Locally, the KKK regularly visited and donated funds to the Methodist church. Its pastor, Rev. J.C.B. Hopkins, openly supported the KKK and co-hosted KKK recruiting events at the Union Hall featuring Klan members from Denver, Boulder and Longmont.
Mary Miller formed the anti-saloon Citizens ticket political party in the 1890s, but the movement went dormant in about 1916. After she died in 1921, Frank Miller and other KKK members reconstituted the Citizens ticket name. Frank Miller was elected to the town board in the 1920s running on the Citizens ticket but was unsuccessful in a run for mayor. Mayors Lee Baker, Robert Johnson and Harry Grief were members of the Citizens ticket, as was prominent Citizens ticket member Logan Ross, a card-carrying and registered Colorado KKK member. He’s listed in the KKK’s state membership roster at History Colorado in Denver. Ross was elected to the town board and the local school board.
Ray Burt is also registered as a KKK member on the state membership roster.
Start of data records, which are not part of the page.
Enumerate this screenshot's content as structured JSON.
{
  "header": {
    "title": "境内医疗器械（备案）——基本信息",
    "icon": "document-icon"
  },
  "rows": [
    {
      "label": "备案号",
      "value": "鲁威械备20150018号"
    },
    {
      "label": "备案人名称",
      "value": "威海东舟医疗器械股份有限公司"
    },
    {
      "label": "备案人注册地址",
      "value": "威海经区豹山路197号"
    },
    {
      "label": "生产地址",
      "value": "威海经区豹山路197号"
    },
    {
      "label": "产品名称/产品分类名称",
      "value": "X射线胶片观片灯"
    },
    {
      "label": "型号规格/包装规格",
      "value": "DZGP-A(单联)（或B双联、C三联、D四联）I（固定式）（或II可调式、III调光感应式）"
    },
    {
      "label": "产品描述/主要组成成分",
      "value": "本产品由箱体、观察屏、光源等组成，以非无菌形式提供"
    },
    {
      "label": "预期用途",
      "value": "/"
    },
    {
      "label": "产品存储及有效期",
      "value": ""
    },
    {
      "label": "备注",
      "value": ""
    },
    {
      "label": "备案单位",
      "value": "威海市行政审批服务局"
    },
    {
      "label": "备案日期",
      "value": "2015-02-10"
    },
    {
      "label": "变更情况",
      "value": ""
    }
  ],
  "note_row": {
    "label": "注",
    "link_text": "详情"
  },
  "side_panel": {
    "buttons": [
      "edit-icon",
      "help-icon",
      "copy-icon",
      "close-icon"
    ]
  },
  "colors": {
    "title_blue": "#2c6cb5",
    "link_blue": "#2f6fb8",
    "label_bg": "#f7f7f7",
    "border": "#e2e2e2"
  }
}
His wife, Edith, was leader of the all-white parent-teacher association, which she helped re-launch in 1935. Mr. and Mrs. Frank Miller, Mr. and Mrs. Robert Johnson and Mr. and Mrs. Logan Ross had leadership roles in the organization.
The late Sally Martinez identified Lee Baker as a KKK member in a 1990 oral history discussion. Mayors Ben Cundall and Dr. James Braden were members of the Taxpayers ticket, the group that fought to keep the KKK-affiliated Citizens ticket from power.
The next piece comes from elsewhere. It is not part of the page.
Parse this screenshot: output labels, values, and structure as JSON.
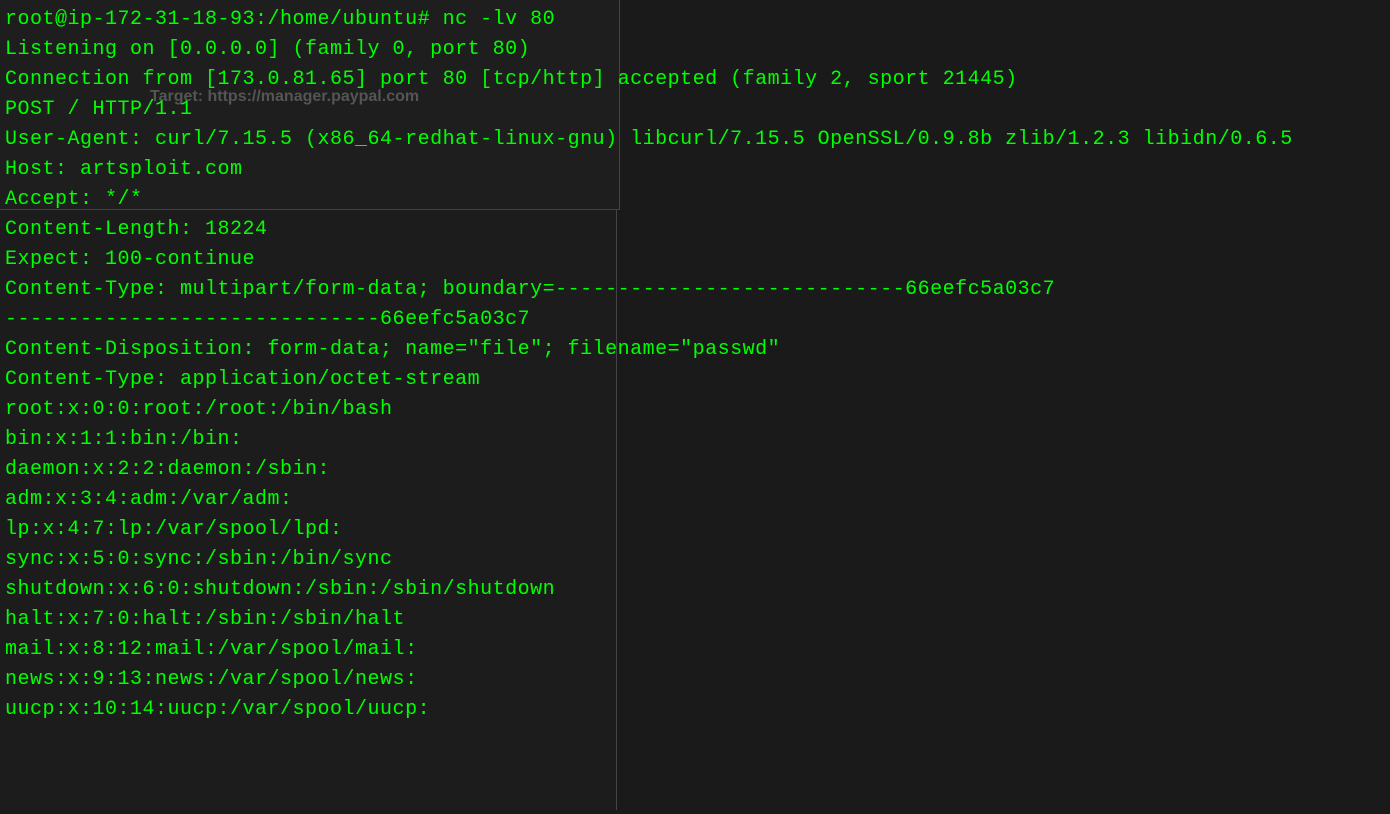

Frank Miller is associated with the KKK via his membership and affiliation with the Citizens ticket, the volunteer fire department, the parent-teacher association, the Lions Club and the Lafayette Methodist Church.
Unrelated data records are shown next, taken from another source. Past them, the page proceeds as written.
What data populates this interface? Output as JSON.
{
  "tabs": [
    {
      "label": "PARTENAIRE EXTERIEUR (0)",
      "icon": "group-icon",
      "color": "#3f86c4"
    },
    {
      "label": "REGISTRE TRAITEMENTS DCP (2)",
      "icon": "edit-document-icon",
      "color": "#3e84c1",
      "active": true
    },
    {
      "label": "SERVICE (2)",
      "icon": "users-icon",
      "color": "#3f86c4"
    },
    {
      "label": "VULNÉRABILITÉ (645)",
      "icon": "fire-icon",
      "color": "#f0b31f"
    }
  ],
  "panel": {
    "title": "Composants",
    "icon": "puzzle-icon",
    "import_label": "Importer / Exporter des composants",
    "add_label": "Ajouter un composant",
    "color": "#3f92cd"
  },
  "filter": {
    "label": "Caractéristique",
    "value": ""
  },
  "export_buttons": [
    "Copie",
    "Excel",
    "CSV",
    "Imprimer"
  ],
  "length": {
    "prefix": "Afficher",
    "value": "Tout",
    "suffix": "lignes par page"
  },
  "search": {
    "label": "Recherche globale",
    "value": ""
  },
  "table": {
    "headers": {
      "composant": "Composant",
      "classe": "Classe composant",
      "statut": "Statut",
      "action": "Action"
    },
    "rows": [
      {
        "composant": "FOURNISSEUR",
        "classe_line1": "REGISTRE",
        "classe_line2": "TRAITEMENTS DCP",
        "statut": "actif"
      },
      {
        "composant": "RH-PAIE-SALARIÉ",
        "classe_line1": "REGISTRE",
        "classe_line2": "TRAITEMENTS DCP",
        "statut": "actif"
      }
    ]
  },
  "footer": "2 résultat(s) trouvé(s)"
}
Fay Miller, who died in 1930, belonged to the volunteer fire department and was a known KKK member because of the identifiable white horse that he rode during KKK parades in Lafayette. In oral history tapes, his nephew, Ralph Clinton Miller Jr., and Ralph’s wife, Welcome (Henning) Miller, both acknowledge Fay as a KKK member.
As documented in 1933 and 1934, Lafayette mayor Harry Grief and the majority Citizens town board conspired with the volunteer fire department to exclude Latinos from the newly opened Lafayette swimming pool. Gatekeepers from the volunteer fire department, standing in front of a “White Trade Only” sign, denied entry to Rose Lueras and at least a dozen other Latino citizens.
Rose’s lawsuit and brave fight against racism was documented recently by Frank Archuleta. His hard work is appreciated and I wholeheartedly support his efforts to rename “The Miller.”
(Editor’s note: This posting was a July 2020 letter composed by Doug Conarroe in support of Frank Archuleta’s efforts to rename an apartment complex in Lafayette. It was updated November 2020 to add detailed information about Alma Bridwell White. Information in the post is garnered from multiple periodicals including the Lafayette Leader and the Rocky Mountain American, a newspaper published in 1925 by the Boulder, Colorado KKK Klavern. Most of the information is excerpted from the upcoming book “Lost Lafayette, Colorado” due for release in March 2021.)